You wouldn’t enter into a marriage without knowing everything about the person you will potentially spend the rest of your life with nor do you want to hire someone without putting him or her through a rigorous interview process.
With competition fierce to hire highly skilled workers, companies wrongly shy away from tough interview processes fearing it will turn off the would-be candidate. But according to human resources experts, that can be a costly mistake.
“The selection process is much like a marriage,” says Steven Canale, manager, global recruiting and staffing services at General Electric. “The more each party knows about each other the better the chances are for a long and successful relationship.”
According to HR experts, when it comes to interviewing, companies have to strike the right balance between an over the top interview process and a way too easy one.
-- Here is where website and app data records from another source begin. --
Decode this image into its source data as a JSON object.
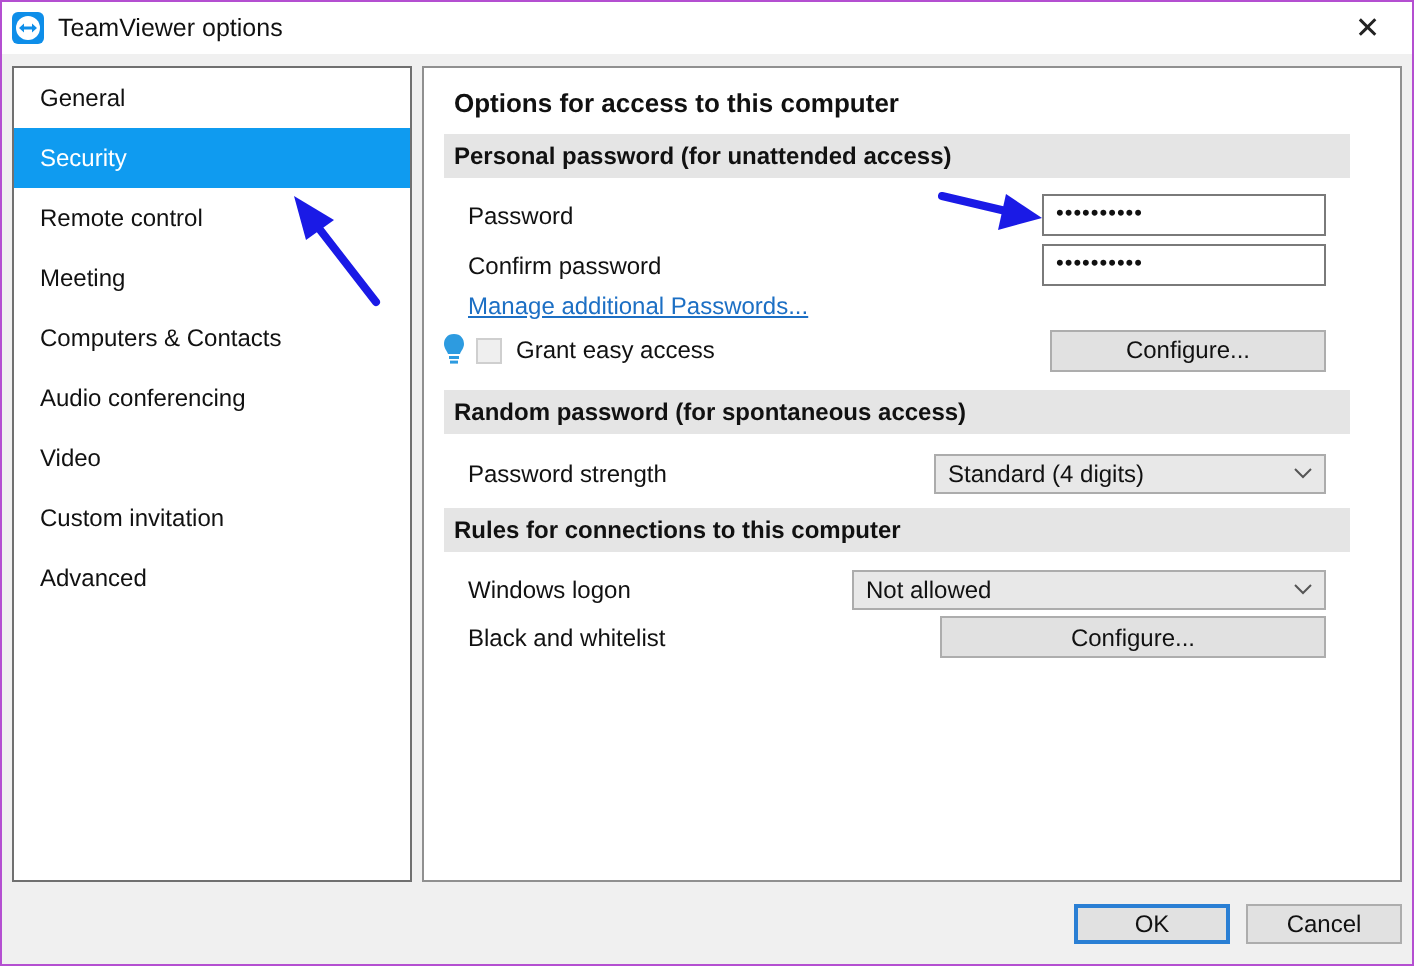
{
  "window": {
    "title": "TeamViewer options",
    "close": "✕"
  },
  "sidebar": {
    "items": [
      {
        "label": "General",
        "selected": false
      },
      {
        "label": "Security",
        "selected": true
      },
      {
        "label": "Remote control",
        "selected": false
      },
      {
        "label": "Meeting",
        "selected": false
      },
      {
        "label": "Computers & Contacts",
        "selected": false
      },
      {
        "label": "Audio conferencing",
        "selected": false
      },
      {
        "label": "Video",
        "selected": false
      },
      {
        "label": "Custom invitation",
        "selected": false
      },
      {
        "label": "Advanced",
        "selected": false
      }
    ]
  },
  "main": {
    "title": "Options for access to this computer",
    "sections": [
      {
        "header": "Personal password (for unattended access)",
        "rows": [
          {
            "kind": "password",
            "label": "Password",
            "value": "••••••••••"
          },
          {
            "kind": "password",
            "label": "Confirm password",
            "value": "••••••••••"
          },
          {
            "kind": "link",
            "label": "Manage additional Passwords..."
          },
          {
            "kind": "checkbox",
            "label": "Grant easy access",
            "checked": false,
            "disabled": true,
            "button": "Configure..."
          }
        ]
      },
      {
        "header": "Random password (for spontaneous access)",
        "rows": [
          {
            "kind": "select",
            "label": "Password strength",
            "value": "Standard (4 digits)"
          }
        ]
      },
      {
        "header": "Rules for connections to this computer",
        "rows": [
          {
            "kind": "select",
            "label": "Windows logon",
            "value": "Not allowed"
          },
          {
            "kind": "button",
            "label": "Black and whitelist",
            "button": "Configure..."
          }
        ]
      }
    ]
  },
  "buttons": [
    {
      "label": "OK",
      "default": true
    },
    {
      "label": "Cancel",
      "default": false
    }
  ]
}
You don’t want to have the candidate go through the wringer, coming in for multiple interviews that last for hours just because you can but at the same time you don’t want to make a hiring choice after a ten minute meet and greet type interview.
“If you want people to stick around and you want good quality people than a tougher time in the front end will save a lot of headaches at the back end when they are on board,” says Gene Morrissy, partner at executive development firm RHR International. “There should be some kind of balance. There needs to be enough time to get past the front end image.”
Companies typically rush through the interview process for two reasons: out of fear the candidate will walk away or because the hiring manager or recruiter is under pressure to fill the role ASAP. While doing a rush job will ensure someone is filling the position immediately it’s likely it will cost the company more money in the long run because of an increase in turnover. According to GE’s Canale, if the rigorous job interview process is done fairly and in a timely manner, then it sends the message to the candidates that this is a position worth having. “The top talent that GE and many other companies seek want to compete and strive for the best position,” says Canale. “They want it because it isn’t easy.”
Although some companies fear a tough interview process will turn the potential hire off, it’s having an easy one that could have the job candidate running for the hills. Take Goldman Sachs for an example. The Wall Street firm is notorious for its grueling interview process but yet the company gets tons of resumes each day. On the flip side if the company makes the interview so easy and simple the job candidate may question the cache of the company and whether it’s a place they want to work. The easy interviews always create those questions of doubt on the part of the job candidate, says Dane Atkinson, CEO of New York City-based SumAll, a data analytics startup. If the interview was easy candidates may wonder if the company is desperate or if he or she could have negotiated for more money. At SumAll if a candidate makes it far in the interview process he or she will be offered a paid trial period for a month. That not only helps the company evaluate if the candidate is a right fit but if the potential employee wants to work there. “People work best when they are doing what they love and we need to find out if they have the real underlying passion and experience,” says Atkinson.
It’s not enough to have grueling interview process alone. Good HR departments will follow up not only on how the interviews go from an internal perspective but also with those who accepted positions and those that didn’t. At GE all candidates who were offered jobs are surveyed each season so the company can get a sense of how it’s perceived and where it can improve. Canale says companies should have their top talent involved in the interview and selection process and should compare their process to their competitors to make sure they are striking the right balance and hiring for the long term. “Once you are sure that you know your goal, dissect your process and look at all the steps to insure that they are in synch with your objectives,” says Canale. “Look at whether or not your existing process is yielding quality hires that are staying and succeeding within your company.”
Curious to see how your interview process is rated by candidates? Check out your own interview difficulty rating on Glassdoor and see how you stack up against the Top 25 Most Difficult Companies To Interview 2013 List.